In practice, computer attacks against railway signalling and remote control systems can lead to violation of functional safety and wrong-side failures. At the same time, the number and effectiveness of cyber-attacks against industrial automated control systems has been steadily increasing year-on-year. Undoubtedly, under conditions of an open technology market, the consolidation of efforts of all interested parties is required. In this regard, JSC NIIAS actively supports and participates in initiatives of UIC, being its affiliated member, such as the Digital Platform and Cybersecurity Platform. In our opinion an open exchange of experience and best-practice is extremely important, as is the joint development of an international railway solution in the field of methodology for cyber-security assessment of computer-based railway signalling and remote control systems.
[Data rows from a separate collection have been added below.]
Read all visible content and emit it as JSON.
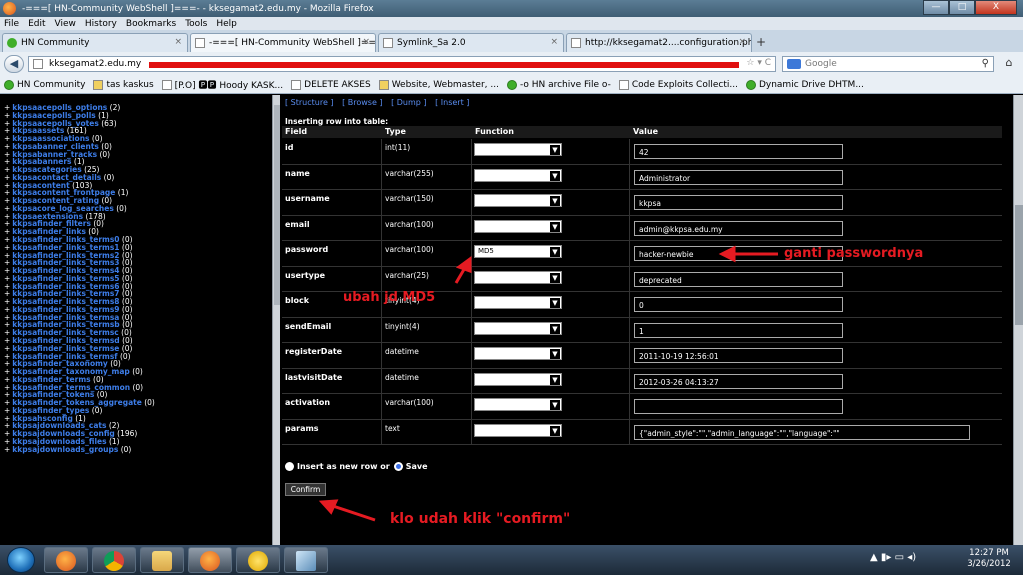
{
  "window": {
    "title": "-===[ HN-Community WebShell ]===- - kksegamat2.edu.my - Mozilla Firefox",
    "btn_min": "—",
    "btn_max": "□",
    "btn_close": "X"
  },
  "menu": [
    "File",
    "Edit",
    "View",
    "History",
    "Bookmarks",
    "Tools",
    "Help"
  ],
  "tabs": [
    {
      "label": "HN Community",
      "close": "×"
    },
    {
      "label": "-===[ HN-Community WebShell ]==...",
      "close": "×"
    },
    {
      "label": "Symlink_Sa 2.0",
      "close": "×"
    },
    {
      "label": "http://kksegamat2....configuration.php",
      "close": "×"
    }
  ],
  "new_tab": "+",
  "nav": {
    "back": "◀",
    "url": "kksegamat2.edu.my",
    "url_icons": "☆ ▾ C",
    "search_placeholder": "Google",
    "search_go": "⚲",
    "home": "⌂"
  },
  "bookmarks": [
    "HN Community",
    "tas kaskus",
    "[P.O] 🅿🅿 Hoody KASK...",
    "DELETE AKSES",
    "Website, Webmaster, ...",
    "-o HN archive File o-",
    "Code Exploits Collecti...",
    "Dynamic Drive DHTM..."
  ],
  "tables": [
    {
      "name": "kkpsaacepolls_options",
      "count": "(2)"
    },
    {
      "name": "kkpsaacepolls_polls",
      "count": "(1)"
    },
    {
      "name": "kkpsaacepolls_votes",
      "count": "(63)"
    },
    {
      "name": "kkpsaassets",
      "count": "(161)"
    },
    {
      "name": "kkpsaassociations",
      "count": "(0)"
    },
    {
      "name": "kkpsabanner_clients",
      "count": "(0)"
    },
    {
      "name": "kkpsabanner_tracks",
      "count": "(0)"
    },
    {
      "name": "kkpsabanners",
      "count": "(1)"
    },
    {
      "name": "kkpsacategories",
      "count": "(25)"
    },
    {
      "name": "kkpsacontact_details",
      "count": "(0)"
    },
    {
      "name": "kkpsacontent",
      "count": "(103)"
    },
    {
      "name": "kkpsacontent_frontpage",
      "count": "(1)"
    },
    {
      "name": "kkpsacontent_rating",
      "count": "(0)"
    },
    {
      "name": "kkpsacore_log_searches",
      "count": "(0)"
    },
    {
      "name": "kkpsaextensions",
      "count": "(178)"
    },
    {
      "name": "kkpsafinder_filters",
      "count": "(0)"
    },
    {
      "name": "kkpsafinder_links",
      "count": "(0)"
    },
    {
      "name": "kkpsafinder_links_terms0",
      "count": "(0)"
    },
    {
      "name": "kkpsafinder_links_terms1",
      "count": "(0)"
    },
    {
      "name": "kkpsafinder_links_terms2",
      "count": "(0)"
    },
    {
      "name": "kkpsafinder_links_terms3",
      "count": "(0)"
    },
    {
      "name": "kkpsafinder_links_terms4",
      "count": "(0)"
    },
    {
      "name": "kkpsafinder_links_terms5",
      "count": "(0)"
    },
    {
      "name": "kkpsafinder_links_terms6",
      "count": "(0)"
    },
    {
      "name": "kkpsafinder_links_terms7",
      "count": "(0)"
    },
    {
      "name": "kkpsafinder_links_terms8",
      "count": "(0)"
    },
    {
      "name": "kkpsafinder_links_terms9",
      "count": "(0)"
    },
    {
      "name": "kkpsafinder_links_termsa",
      "count": "(0)"
    },
    {
      "name": "kkpsafinder_links_termsb",
      "count": "(0)"
    },
    {
      "name": "kkpsafinder_links_termsc",
      "count": "(0)"
    },
    {
      "name": "kkpsafinder_links_termsd",
      "count": "(0)"
    },
    {
      "name": "kkpsafinder_links_termse",
      "count": "(0)"
    },
    {
      "name": "kkpsafinder_links_termsf",
      "count": "(0)"
    },
    {
      "name": "kkpsafinder_taxonomy",
      "count": "(0)"
    },
    {
      "name": "kkpsafinder_taxonomy_map",
      "count": "(0)"
    },
    {
      "name": "kkpsafinder_terms",
      "count": "(0)"
    },
    {
      "name": "kkpsafinder_terms_common",
      "count": "(0)"
    },
    {
      "name": "kkpsafinder_tokens",
      "count": "(0)"
    },
    {
      "name": "kkpsafinder_tokens_aggregate",
      "count": "(0)"
    },
    {
      "name": "kkpsafinder_types",
      "count": "(0)"
    },
    {
      "name": "kkpsahsconfig",
      "count": "(1)"
    },
    {
      "name": "kkpsajdownloads_cats",
      "count": "(2)"
    },
    {
      "name": "kkpsajdownloads_config",
      "count": "(196)"
    },
    {
      "name": "kkpsajdownloads_files",
      "count": "(1)"
    },
    {
      "name": "kkpsajdownloads_groups",
      "count": "(0)"
    }
  ],
  "main": {
    "links": [
      "[ Structure ]",
      "[ Browse ]",
      "[ Dump ]",
      "[ Insert ]"
    ],
    "caption": "Inserting row into table:",
    "headers": {
      "field": "Field",
      "type": "Type",
      "function": "Function",
      "value": "Value"
    },
    "rows": [
      {
        "field": "id",
        "type": "int(11)",
        "function": "",
        "value": "42"
      },
      {
        "field": "name",
        "type": "varchar(255)",
        "function": "",
        "value": "Administrator"
      },
      {
        "field": "username",
        "type": "varchar(150)",
        "function": "",
        "value": "kkpsa"
      },
      {
        "field": "email",
        "type": "varchar(100)",
        "function": "",
        "value": "admin@kkpsa.edu.my"
      },
      {
        "field": "password",
        "type": "varchar(100)",
        "function": "MD5",
        "value": "hacker-newbie"
      },
      {
        "field": "usertype",
        "type": "varchar(25)",
        "function": "",
        "value": "deprecated"
      },
      {
        "field": "block",
        "type": "tinyint(4)",
        "function": "",
        "value": "0"
      },
      {
        "field": "sendEmail",
        "type": "tinyint(4)",
        "function": "",
        "value": "1"
      },
      {
        "field": "registerDate",
        "type": "datetime",
        "function": "",
        "value": "2011-10-19 12:56:01"
      },
      {
        "field": "lastvisitDate",
        "type": "datetime",
        "function": "",
        "value": "2012-03-26 04:13:27"
      },
      {
        "field": "activation",
        "type": "varchar(100)",
        "function": "",
        "value": ""
      },
      {
        "field": "params",
        "type": "text",
        "function": "",
        "value": "{\"admin_style\":\"\",\"admin_language\":\"\",\"language\":\"\",\"ed"
      }
    ],
    "opt_insert": "Insert as new row or",
    "opt_save": "Save",
    "confirm": "Confirm"
  },
  "annotations": {
    "password": "ganti passwordnya",
    "md5": "ubah jd MD5",
    "confirm": "klo udah klik \"confirm\"",
    "color": "#e51b22"
  },
  "taskbar": {
    "time": "12:27 PM",
    "date": "3/26/2012",
    "tray": "▲  ▮▸  ▭  ◂)"
  }
}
In addition, given the increasing digitalisation of all business processes of the railway industry, it is necessary to tackle the following key issue – namely, how to divide vital and non-vital systems safely. After all, the blending of vital and non-vital functions leads to the impossibility of proving the safety of the system (either from the point-of-view of functional safety, or from the point-of-view of cyber security). Here, we fully agree with Dr Marc Antoni, Director of UIC Rail System, who believes that “systems can be complicated, but should not be complex.”
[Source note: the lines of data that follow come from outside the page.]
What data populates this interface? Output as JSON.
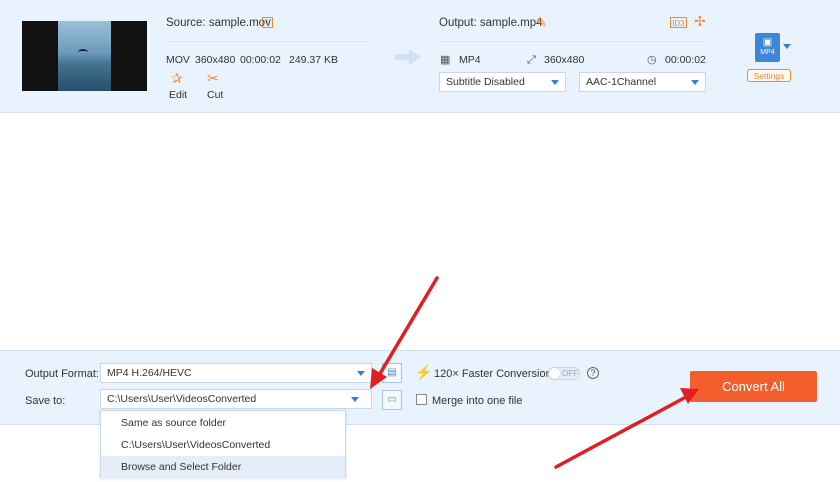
{
  "source": {
    "label": "Source: sample.mov",
    "format": "MOV",
    "resolution": "360x480",
    "duration": "00:00:02",
    "size": "249.37 KB",
    "tools": [
      {
        "label": "Edit",
        "icon": "edit-star-icon"
      },
      {
        "label": "Cut",
        "icon": "scissors-icon"
      }
    ]
  },
  "output": {
    "label": "Output: sample.mp4",
    "format": "MP4",
    "resolution": "360x480",
    "duration": "00:00:02",
    "subtitle_select": "Subtitle Disabled",
    "audio_select": "AAC-1Channel",
    "id3_badge": "ID3",
    "format_badge": "MP4",
    "settings_label": "Settings"
  },
  "bottom": {
    "output_format_label": "Output Format:",
    "output_format_value": "MP4 H.264/HEVC",
    "save_to_label": "Save to:",
    "save_to_value": "C:\\Users\\User\\VideosConverted",
    "faster_conversion_label": "120× Faster Conversion",
    "toggle_state": "OFF",
    "help_glyph": "?",
    "merge_label": "Merge into one file",
    "convert_label": "Convert All"
  },
  "dropdown": {
    "items": [
      "Same as source folder",
      "C:\\Users\\User\\VideosConverted",
      "Browse and Select Folder"
    ],
    "highlighted_index": 2
  },
  "colors": {
    "accent_orange": "#f08a2c",
    "convert_button": "#f25f2c",
    "panel_bg": "#e8f3fd",
    "caret_blue": "#3a7bd5",
    "annotation_arrow": "#e02020"
  }
}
Of course, innovative technologies such as big data, IoT and blockchain are likely to open up new prospects, and their approbation in the railway industry is already under way. We believe that it should be very cautious and based on further development of already existing systems, primarily to increase the opportunities for comprehensive risk assessment, predictive maintenance of infrastructure and rolling stock, improving the mobility of service personnel and changing the priorities in technical planning service. However, it is necessary to clearly distinguish the purpose of the technologies – i.e. control command or information action – and regulate their interaction in order to avoid reducing the safety of vital control and command systems and to avoid creating new types and classes of vulnerabilities for them when using cloud technologies. Without addressing this issue, the effectiveness and even feasibility of implementing such technologies could be questioned.
Efim Rozenberg graduated from the Moscow Institute of Railway Engineering in 1974 and began working in the Design and Research Department for Automatics and Telemechanics of the design bureau of the Main Directorate of Signalling and Communications within the Ministry of Railways. Since January 2008 Efim has been working as First Deputy Director General of JSC NIIAS and he is also the Chief Designer for Traffic Safety on Russian railways. In 1983 Efim was awarded the academic degree of Candidate of Technical Sciences, and in 2005 Doctor of Technical Sciences.